Dataset rows for apps and sites
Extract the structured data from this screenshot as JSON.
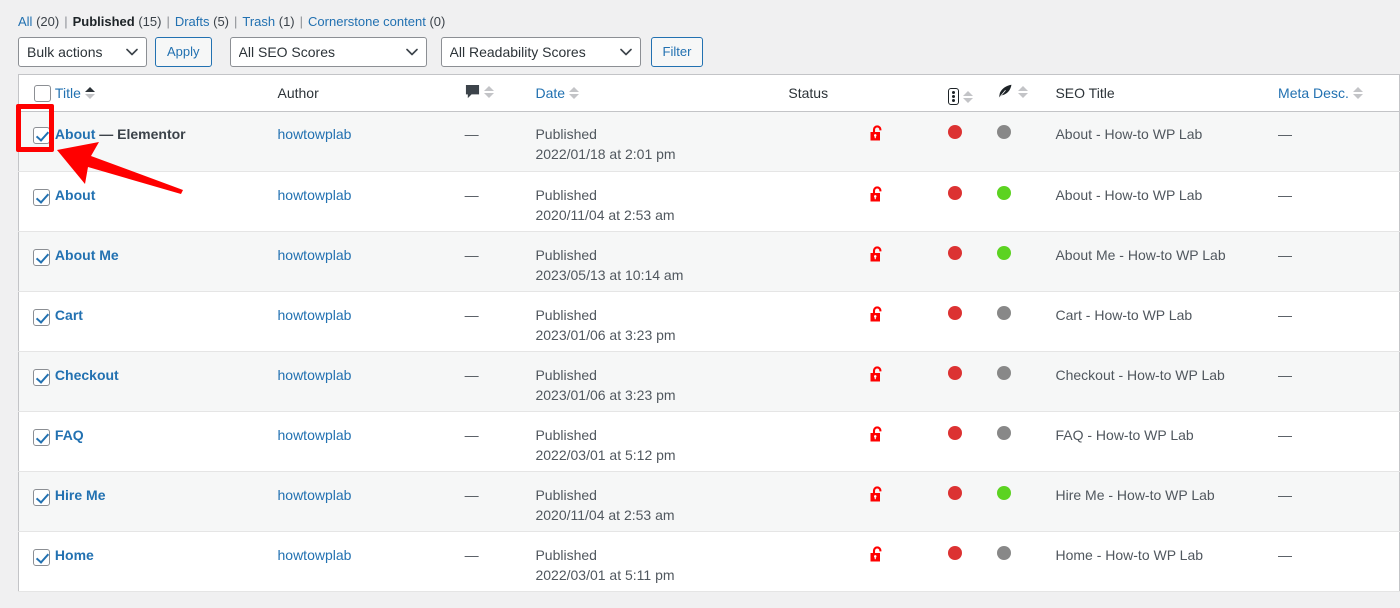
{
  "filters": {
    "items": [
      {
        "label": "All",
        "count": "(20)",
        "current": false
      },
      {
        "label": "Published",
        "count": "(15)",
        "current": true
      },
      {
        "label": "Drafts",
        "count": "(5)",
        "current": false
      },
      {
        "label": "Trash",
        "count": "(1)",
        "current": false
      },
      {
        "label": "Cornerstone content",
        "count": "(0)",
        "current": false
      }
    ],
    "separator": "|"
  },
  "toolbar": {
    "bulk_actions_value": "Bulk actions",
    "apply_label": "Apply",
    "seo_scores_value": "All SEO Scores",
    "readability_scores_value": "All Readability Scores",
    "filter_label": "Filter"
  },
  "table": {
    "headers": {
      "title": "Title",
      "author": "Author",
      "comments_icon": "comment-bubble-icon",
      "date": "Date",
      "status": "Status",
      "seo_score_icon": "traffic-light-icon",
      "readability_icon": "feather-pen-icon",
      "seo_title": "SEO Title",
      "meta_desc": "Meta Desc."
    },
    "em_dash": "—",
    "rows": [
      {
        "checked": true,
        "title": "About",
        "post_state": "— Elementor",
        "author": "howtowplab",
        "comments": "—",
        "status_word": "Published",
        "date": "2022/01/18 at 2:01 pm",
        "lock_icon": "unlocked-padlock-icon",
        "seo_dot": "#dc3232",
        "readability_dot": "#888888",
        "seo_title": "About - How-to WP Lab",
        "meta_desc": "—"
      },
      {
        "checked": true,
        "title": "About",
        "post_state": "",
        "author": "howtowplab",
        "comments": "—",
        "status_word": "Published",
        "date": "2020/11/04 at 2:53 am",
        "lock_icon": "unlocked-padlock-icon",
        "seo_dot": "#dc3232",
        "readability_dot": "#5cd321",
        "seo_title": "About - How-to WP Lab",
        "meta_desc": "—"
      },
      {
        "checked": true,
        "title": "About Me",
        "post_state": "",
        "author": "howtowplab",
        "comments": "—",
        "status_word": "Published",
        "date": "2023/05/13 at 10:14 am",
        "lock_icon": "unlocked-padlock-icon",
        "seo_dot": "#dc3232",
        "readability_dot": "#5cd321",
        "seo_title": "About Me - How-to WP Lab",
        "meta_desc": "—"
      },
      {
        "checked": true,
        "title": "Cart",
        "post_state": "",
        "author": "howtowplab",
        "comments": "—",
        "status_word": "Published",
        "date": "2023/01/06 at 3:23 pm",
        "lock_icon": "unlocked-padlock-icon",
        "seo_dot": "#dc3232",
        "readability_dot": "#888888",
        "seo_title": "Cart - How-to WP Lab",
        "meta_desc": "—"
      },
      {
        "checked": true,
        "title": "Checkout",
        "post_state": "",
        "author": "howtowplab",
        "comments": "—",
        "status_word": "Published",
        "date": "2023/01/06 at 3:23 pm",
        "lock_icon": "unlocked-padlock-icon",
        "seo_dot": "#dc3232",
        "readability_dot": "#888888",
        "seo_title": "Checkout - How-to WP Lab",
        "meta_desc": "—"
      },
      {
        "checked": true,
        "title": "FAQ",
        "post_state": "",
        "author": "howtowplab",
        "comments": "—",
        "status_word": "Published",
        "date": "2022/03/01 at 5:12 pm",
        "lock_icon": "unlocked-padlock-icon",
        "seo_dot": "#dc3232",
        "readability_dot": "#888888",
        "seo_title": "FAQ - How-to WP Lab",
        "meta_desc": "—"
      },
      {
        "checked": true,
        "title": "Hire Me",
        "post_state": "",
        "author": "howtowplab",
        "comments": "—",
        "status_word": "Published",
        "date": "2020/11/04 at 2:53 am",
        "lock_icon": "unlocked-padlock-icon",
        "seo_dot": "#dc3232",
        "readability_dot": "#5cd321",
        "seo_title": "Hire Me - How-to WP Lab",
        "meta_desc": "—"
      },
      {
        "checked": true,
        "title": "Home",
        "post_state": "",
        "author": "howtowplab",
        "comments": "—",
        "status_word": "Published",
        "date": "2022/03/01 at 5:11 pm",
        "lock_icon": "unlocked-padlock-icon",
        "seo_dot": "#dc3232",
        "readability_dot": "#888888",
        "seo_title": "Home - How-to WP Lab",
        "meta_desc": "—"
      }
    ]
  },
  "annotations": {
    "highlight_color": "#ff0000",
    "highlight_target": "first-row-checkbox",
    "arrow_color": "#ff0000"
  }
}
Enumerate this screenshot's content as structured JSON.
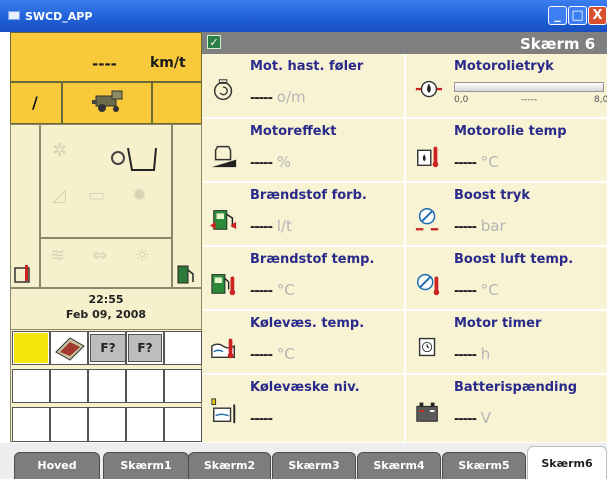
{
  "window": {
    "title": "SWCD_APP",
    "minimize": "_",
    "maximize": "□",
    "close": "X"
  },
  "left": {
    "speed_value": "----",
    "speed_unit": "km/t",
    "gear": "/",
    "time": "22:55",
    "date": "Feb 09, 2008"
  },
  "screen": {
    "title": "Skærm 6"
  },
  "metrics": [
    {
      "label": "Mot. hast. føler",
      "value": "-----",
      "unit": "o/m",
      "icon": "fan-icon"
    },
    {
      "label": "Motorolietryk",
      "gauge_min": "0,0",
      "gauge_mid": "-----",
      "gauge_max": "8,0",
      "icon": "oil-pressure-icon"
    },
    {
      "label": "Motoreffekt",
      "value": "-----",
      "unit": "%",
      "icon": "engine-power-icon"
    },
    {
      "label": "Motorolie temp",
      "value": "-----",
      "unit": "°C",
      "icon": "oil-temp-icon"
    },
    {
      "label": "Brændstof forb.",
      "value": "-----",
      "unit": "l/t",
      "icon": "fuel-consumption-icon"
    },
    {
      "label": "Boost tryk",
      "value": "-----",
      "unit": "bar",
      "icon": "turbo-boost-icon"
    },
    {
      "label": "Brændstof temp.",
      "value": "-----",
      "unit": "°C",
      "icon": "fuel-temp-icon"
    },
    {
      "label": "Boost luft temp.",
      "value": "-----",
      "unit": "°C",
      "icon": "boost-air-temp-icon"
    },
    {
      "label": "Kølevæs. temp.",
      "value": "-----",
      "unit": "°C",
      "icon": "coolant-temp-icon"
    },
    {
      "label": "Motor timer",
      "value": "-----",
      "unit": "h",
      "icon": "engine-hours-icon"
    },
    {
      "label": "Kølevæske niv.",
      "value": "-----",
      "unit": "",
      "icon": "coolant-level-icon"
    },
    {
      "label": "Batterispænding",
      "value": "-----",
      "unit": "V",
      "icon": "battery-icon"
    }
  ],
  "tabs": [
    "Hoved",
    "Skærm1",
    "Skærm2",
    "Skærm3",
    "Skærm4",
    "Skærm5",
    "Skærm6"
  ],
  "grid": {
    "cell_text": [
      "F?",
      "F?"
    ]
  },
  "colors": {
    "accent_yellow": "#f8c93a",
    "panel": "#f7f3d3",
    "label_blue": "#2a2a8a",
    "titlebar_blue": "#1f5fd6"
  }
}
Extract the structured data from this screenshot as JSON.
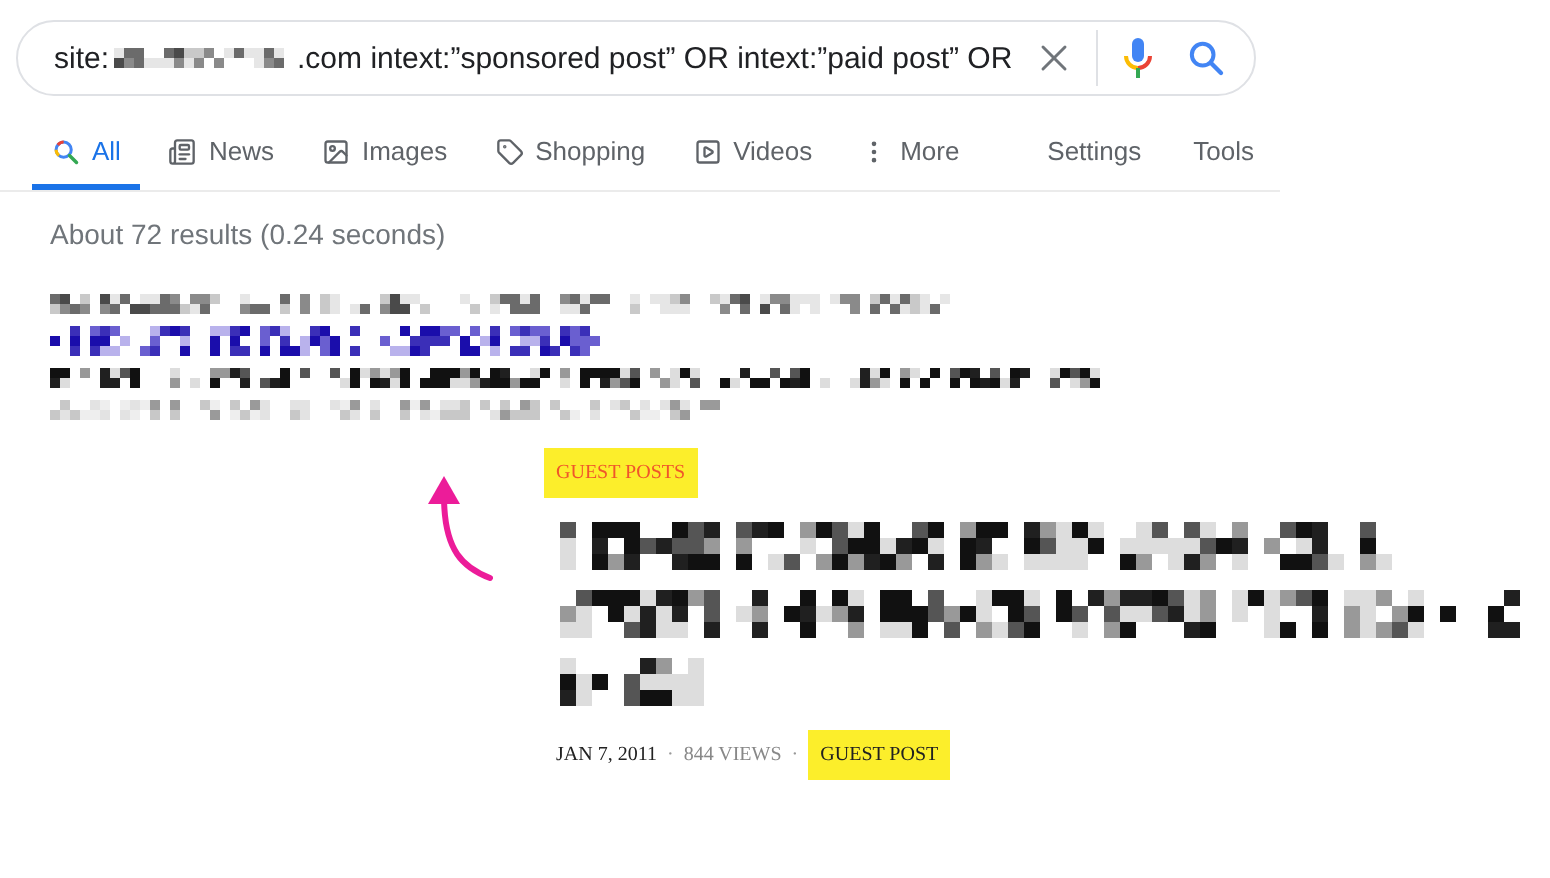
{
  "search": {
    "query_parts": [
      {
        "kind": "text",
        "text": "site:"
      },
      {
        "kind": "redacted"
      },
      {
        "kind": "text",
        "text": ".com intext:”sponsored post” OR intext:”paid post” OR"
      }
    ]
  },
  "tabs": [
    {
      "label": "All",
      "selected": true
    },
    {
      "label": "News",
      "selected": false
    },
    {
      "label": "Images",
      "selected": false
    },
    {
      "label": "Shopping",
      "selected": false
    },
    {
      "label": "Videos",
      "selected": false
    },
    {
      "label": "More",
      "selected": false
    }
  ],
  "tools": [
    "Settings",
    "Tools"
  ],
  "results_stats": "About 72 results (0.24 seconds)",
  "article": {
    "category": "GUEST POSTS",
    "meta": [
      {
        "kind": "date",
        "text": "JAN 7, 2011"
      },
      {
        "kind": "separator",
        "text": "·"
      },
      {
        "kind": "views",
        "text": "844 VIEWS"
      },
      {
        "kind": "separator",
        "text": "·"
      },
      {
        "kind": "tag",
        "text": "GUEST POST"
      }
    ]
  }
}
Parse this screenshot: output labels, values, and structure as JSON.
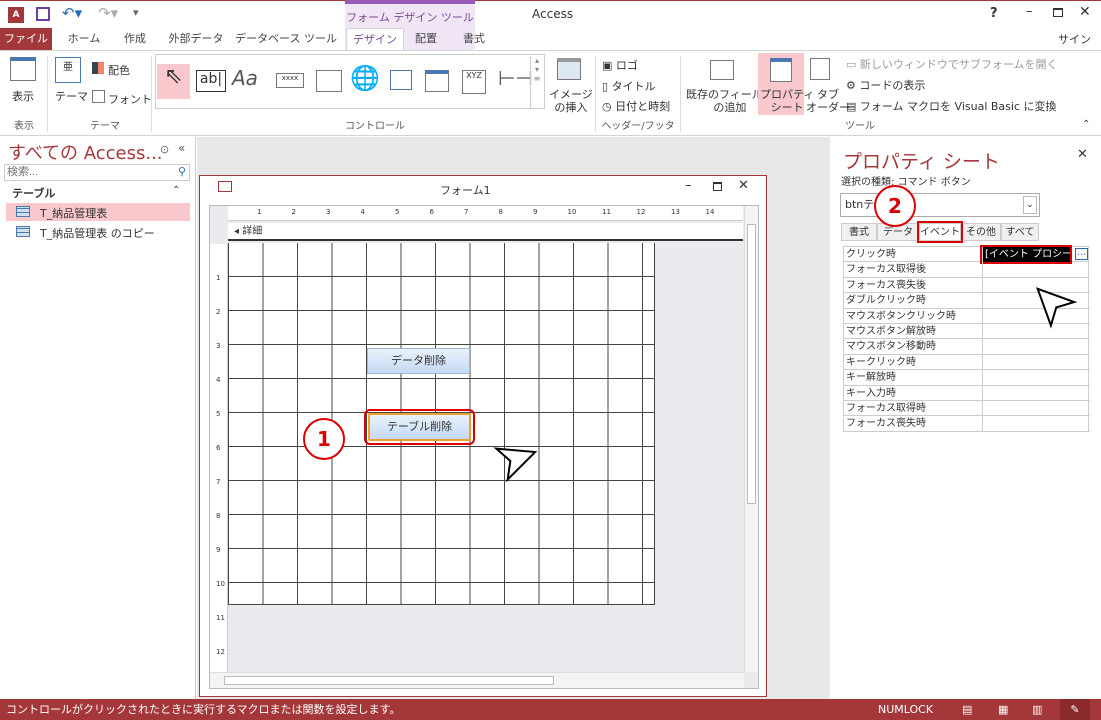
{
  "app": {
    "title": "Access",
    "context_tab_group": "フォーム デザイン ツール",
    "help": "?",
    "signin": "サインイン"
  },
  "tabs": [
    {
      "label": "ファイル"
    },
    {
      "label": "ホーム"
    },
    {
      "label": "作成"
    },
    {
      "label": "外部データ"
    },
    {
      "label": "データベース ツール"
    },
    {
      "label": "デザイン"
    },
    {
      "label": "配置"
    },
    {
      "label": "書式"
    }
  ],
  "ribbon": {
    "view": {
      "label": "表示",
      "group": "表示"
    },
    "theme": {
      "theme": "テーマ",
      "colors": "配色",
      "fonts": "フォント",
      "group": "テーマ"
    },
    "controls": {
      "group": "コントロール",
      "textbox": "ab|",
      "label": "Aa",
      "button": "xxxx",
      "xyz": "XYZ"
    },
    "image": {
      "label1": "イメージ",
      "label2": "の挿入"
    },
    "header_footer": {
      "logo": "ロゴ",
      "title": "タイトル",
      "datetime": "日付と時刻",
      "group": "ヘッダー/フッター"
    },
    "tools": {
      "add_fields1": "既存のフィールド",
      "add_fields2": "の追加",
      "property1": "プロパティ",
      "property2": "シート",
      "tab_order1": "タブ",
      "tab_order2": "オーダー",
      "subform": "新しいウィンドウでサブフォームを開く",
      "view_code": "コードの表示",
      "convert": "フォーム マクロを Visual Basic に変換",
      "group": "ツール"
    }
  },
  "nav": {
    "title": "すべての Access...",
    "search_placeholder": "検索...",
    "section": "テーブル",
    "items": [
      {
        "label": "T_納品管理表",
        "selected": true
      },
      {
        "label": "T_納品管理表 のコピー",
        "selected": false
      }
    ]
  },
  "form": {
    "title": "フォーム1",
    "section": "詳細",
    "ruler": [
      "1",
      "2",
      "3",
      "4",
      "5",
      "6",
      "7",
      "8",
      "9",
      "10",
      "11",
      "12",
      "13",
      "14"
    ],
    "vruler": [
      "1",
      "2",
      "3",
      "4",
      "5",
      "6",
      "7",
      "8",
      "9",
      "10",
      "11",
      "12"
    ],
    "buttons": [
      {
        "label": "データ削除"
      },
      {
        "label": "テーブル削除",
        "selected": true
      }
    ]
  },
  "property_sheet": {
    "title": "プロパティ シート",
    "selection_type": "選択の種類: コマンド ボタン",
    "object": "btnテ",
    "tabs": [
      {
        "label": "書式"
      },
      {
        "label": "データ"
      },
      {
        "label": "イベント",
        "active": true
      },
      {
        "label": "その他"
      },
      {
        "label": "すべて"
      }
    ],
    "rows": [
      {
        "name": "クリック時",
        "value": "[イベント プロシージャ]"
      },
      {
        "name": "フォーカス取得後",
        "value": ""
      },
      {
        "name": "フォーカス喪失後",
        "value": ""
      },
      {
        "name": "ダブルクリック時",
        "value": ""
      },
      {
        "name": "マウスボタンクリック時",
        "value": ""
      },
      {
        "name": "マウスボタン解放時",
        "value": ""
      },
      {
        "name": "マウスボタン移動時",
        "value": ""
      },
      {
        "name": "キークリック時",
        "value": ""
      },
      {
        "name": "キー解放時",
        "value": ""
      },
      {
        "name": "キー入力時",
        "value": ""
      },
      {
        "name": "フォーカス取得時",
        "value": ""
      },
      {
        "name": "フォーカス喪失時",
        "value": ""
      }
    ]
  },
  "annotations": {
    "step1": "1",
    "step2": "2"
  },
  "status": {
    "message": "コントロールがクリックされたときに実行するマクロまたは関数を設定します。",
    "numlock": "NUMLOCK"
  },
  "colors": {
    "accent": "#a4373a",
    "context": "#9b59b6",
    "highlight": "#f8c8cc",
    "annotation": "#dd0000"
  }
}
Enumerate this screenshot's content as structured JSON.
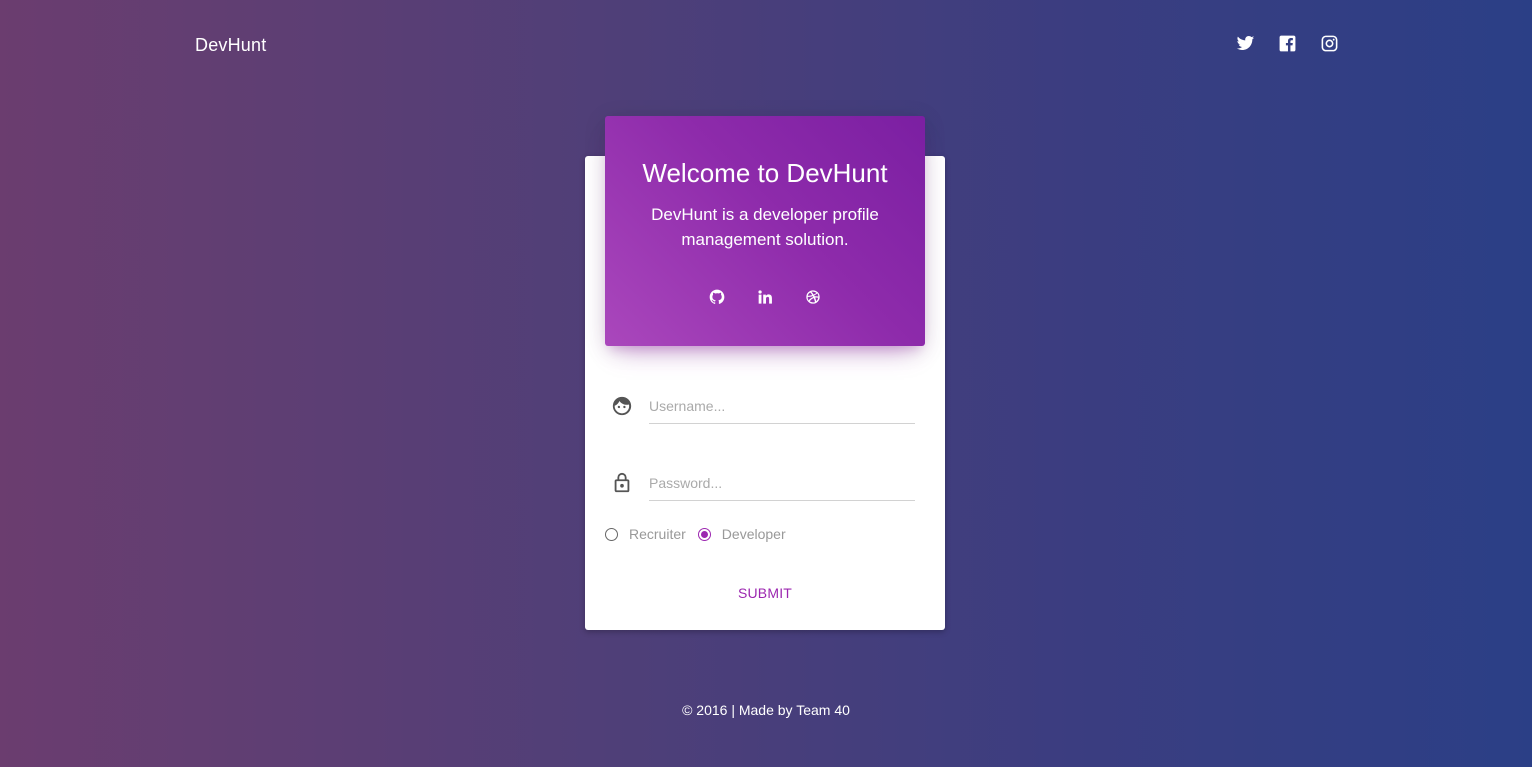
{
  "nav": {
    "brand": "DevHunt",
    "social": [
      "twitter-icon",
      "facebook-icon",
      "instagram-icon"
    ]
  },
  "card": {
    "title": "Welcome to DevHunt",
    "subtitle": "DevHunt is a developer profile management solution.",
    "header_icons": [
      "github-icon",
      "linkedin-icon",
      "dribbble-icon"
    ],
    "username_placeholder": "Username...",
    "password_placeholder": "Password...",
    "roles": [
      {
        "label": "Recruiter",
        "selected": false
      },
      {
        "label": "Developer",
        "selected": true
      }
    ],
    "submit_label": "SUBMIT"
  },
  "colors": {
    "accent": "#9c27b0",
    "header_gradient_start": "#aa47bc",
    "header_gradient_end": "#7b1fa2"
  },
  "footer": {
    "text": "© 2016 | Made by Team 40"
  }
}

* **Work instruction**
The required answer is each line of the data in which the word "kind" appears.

* **Answer box**
        "kind": "text",
        "kind": "redacted"
        "kind": "text",
        "kind": "date",
        "kind": "separator",
        "kind": "views",
        "kind": "separator",
        "kind": "tag",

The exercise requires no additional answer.